Yet again we return to the Lancia Kappa. The excuse this time is that I managed to nab some photos of the interior.
Not a very few of these still rattle around Denmark, not many either. Up the road from me a chap has a Kappa estate, would you believe. Let’s take a close look at the car…
This vehicle really ought not to be that captivating. It is dead plain, apparently. As the designer said at the time, Lancia wanted no visual noise. That means that in the eyes of some this car is rather uninteresting. That’s to miss the point much as it is to say the VW Bora (1999-2006) is boring. It seems frighteningly unadorned yet really every detail has been finessed. The Kappa is really subtle too, as is the Bora, though in its own way. There’s a Latin flavour in this car.
In that sense the Kappa repeated the formula of the Thema which also had a really low-key design. It was part of a long line of understated saloons. That is not a very popular approach today but I rather like it so long as it is correctly done. Understatingness is a good quality for people who don’t want to show off. Peugeot used to do something similar and, to some extent, Benz did as well though the three-pointed star was a bit of a giveaway.
Back to the Kappa…
Both at the front and the back, the IDEA Institute (who designed the car) chose to constrain the lamps’ width. At the front the lamp barely eats into the wing. At the rear it is the same story.
At the front I will ask you to notice the way the metal work surrounds the lamp and grille as if an aperture has been reluctantly cut for the lamps. The simplicity of the body-work allows the grille to stand prominently. More usually the headlamps might be expected to really cut into the wing to give the impression of width. They don’t do that here. There’s no need.
At the rear, like the 1989 Citroen XM, the body work frames the lamp cluster and licence plate surround, which is an arrangement analogous to the front. A small sliver of brightwork garnishes the rear. That the lamps do not extend onto the rear wings leaves the car, in side view, with very unadorned flanks. I think the designers here were knowingly attempting something tricky, a firmly conservative, clearly undecorated appearance that attracts your attention by making something of the absence. This could sound very pseud’s corner. It’s a form of minimalism if you like or reminiscent of a pause during a movement of music.

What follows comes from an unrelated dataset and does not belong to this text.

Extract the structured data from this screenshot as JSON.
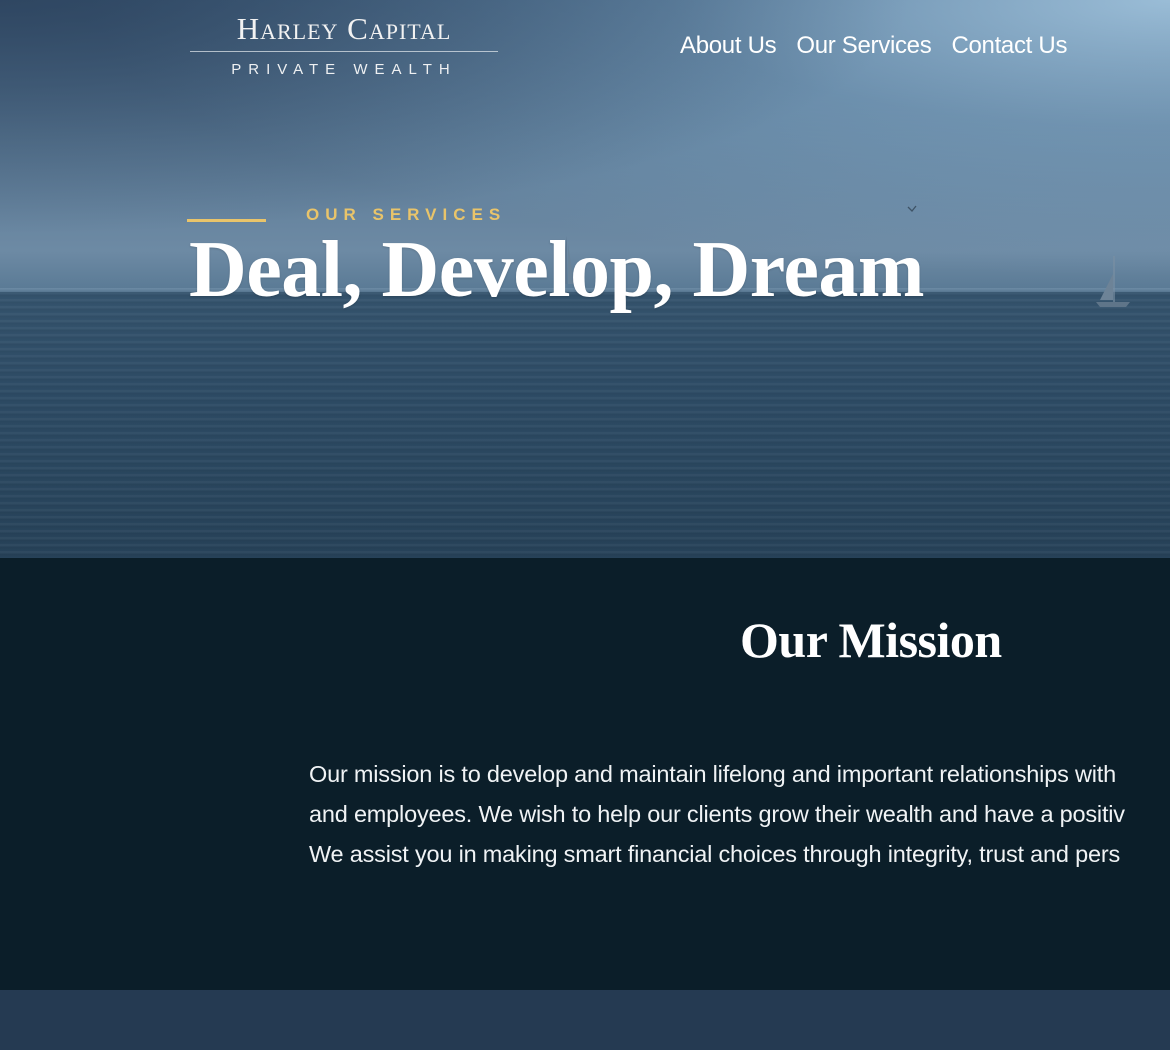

The design of the windows is, in principle, like that of the Volvo 850 or, indeed, the Mercedes 200E (W-124) – both famously unchromed. Lancia did choose to apply brightwork here and in a manner one does not see elsewhere. The brightwork is not protecting the rubber – it is embedded in it. As the image below shows, not all the joints are so nicely formed. That’s a butt joint. More succesful would have been thicker strips and neater joins at the base of the window line.
This view is rather good (below). You get a distinct sense of pointiness to the car but also strength. There is no rub-strip, just a small feature line. I can’t imagine how quickly this car would get dented in Italy. The wheels are original.
Austere good taste is my summary of this vehicle. It makes me think that perhaps Peugeot were looking for this same feeling with the 406 but didn’t quite know where to add that tiny amount of embellishment that would lift it above appearing banal (I don’t think the 406 is banal but I am sure many would not give it a second look).
It might very well be that these are not the original seats (above). I think the blue seats were matched to black hard trim.
Leaving that doubt aside, I invite you to consider that this fabric was fitted to a car in 1995 not 1985. That’s not a point against it rather a point in the car’s favour along with the 5-cylinder 2.0 engine under the bonnet. Lancia took the road less trod with this car: a calculatedly austere exterior and a plush, lush and comfortable interior mated to creditable and refined performance and decent handling. What car fulfils that brief today?